» **What you should do**: Filter the entries that follow, copying every line in which the word "Fehlerfrei" appears.

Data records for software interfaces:
● ● ● ●

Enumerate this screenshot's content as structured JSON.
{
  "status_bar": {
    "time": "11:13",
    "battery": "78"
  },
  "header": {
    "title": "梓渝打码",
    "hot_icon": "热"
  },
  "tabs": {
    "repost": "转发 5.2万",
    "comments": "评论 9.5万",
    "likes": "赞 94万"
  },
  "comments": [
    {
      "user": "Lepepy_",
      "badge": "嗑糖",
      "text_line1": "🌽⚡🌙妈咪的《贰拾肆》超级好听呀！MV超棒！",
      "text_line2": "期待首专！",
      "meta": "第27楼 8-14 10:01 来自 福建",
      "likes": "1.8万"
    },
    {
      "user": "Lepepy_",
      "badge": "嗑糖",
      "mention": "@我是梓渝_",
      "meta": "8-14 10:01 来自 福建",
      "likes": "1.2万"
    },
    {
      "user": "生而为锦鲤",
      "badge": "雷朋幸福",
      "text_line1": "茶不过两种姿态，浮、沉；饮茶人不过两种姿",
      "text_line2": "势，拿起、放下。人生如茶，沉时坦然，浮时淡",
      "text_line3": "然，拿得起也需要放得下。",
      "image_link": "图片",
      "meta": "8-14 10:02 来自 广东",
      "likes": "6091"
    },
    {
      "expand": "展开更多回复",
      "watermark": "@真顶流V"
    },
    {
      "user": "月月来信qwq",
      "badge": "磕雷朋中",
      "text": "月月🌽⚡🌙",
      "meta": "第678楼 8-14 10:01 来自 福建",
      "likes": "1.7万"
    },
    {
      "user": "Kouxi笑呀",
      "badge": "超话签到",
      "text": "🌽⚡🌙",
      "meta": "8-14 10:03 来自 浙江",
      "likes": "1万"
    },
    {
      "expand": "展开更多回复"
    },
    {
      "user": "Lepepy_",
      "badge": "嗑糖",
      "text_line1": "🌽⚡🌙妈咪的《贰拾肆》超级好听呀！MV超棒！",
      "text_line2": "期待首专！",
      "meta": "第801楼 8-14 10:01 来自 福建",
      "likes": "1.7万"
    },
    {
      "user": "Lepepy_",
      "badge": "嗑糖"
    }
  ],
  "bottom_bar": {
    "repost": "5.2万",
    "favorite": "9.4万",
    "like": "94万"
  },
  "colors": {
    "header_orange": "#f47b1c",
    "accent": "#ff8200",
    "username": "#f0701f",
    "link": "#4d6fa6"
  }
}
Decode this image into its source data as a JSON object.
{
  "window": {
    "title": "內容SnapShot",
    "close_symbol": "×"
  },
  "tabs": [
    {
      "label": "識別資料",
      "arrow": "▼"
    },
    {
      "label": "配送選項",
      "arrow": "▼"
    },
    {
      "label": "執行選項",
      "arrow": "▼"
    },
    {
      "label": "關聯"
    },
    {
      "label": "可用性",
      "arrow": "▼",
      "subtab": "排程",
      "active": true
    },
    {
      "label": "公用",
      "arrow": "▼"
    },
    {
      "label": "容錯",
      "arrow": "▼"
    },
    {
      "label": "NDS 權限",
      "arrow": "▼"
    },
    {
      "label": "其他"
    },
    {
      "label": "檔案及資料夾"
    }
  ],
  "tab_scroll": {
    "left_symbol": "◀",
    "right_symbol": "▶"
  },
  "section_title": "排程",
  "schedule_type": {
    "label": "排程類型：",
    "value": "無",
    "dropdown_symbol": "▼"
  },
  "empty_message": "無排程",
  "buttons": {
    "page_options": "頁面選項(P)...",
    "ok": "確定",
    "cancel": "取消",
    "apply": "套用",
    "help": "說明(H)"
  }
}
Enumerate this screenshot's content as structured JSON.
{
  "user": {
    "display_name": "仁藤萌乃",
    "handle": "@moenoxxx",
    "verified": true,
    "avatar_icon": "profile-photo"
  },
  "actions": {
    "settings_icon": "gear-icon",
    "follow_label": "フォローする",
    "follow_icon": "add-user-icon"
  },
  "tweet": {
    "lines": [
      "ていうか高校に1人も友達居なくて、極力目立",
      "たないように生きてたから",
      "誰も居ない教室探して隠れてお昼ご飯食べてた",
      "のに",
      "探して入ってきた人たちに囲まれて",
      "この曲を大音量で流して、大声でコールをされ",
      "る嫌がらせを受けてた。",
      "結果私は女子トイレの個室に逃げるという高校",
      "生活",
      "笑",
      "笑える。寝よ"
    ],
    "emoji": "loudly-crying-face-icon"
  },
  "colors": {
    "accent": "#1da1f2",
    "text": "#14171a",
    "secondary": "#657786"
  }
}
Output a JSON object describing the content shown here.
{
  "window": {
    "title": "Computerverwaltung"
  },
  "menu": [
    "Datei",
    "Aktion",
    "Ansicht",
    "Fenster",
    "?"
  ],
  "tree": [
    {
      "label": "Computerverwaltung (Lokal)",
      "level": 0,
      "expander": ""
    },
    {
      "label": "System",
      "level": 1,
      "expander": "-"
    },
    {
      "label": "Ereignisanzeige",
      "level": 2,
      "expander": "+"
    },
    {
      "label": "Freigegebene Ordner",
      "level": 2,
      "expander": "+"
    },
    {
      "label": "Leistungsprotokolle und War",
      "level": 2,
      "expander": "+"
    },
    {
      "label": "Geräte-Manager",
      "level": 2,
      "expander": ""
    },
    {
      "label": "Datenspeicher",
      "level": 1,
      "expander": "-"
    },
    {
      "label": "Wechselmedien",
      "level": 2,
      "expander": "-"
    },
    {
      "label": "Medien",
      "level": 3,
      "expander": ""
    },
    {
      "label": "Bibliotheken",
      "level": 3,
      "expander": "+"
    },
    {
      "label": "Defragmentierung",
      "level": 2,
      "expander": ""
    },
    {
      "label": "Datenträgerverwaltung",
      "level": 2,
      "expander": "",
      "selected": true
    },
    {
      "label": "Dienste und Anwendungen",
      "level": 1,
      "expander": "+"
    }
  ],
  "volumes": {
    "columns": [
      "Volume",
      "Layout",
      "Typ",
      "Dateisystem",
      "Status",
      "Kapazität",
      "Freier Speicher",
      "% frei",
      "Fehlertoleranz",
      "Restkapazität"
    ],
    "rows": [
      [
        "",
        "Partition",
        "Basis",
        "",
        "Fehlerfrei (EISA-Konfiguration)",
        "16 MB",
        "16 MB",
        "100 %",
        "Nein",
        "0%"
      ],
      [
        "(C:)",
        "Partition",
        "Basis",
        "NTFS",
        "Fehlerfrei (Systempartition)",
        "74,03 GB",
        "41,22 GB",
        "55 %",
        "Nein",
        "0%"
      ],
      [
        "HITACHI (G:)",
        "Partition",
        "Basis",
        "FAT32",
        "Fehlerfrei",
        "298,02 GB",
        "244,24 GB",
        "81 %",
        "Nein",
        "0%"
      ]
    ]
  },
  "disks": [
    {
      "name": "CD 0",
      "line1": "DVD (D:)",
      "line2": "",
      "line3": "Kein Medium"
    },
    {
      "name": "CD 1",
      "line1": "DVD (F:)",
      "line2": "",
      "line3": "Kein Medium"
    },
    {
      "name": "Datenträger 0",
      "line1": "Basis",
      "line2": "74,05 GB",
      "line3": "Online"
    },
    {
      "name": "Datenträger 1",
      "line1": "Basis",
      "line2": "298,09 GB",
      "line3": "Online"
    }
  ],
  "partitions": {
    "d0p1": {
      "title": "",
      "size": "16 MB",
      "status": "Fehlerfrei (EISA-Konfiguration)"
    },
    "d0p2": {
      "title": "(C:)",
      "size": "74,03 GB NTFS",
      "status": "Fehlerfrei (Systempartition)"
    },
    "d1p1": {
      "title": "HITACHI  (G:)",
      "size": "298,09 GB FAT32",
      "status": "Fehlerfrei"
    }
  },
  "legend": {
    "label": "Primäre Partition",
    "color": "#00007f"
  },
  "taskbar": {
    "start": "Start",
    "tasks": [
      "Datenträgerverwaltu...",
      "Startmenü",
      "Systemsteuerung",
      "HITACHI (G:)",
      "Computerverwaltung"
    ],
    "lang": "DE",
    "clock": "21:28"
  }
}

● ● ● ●

» **Worked solution**:
        "Fehlerfrei (EISA-Konfiguration)",
        "Fehlerfrei (Systempartition)",
        "Fehlerfrei",
      "status": "Fehlerfrei (EISA-Konfiguration)"
      "status": "Fehlerfrei (Systempartition)"
      "status": "Fehlerfrei"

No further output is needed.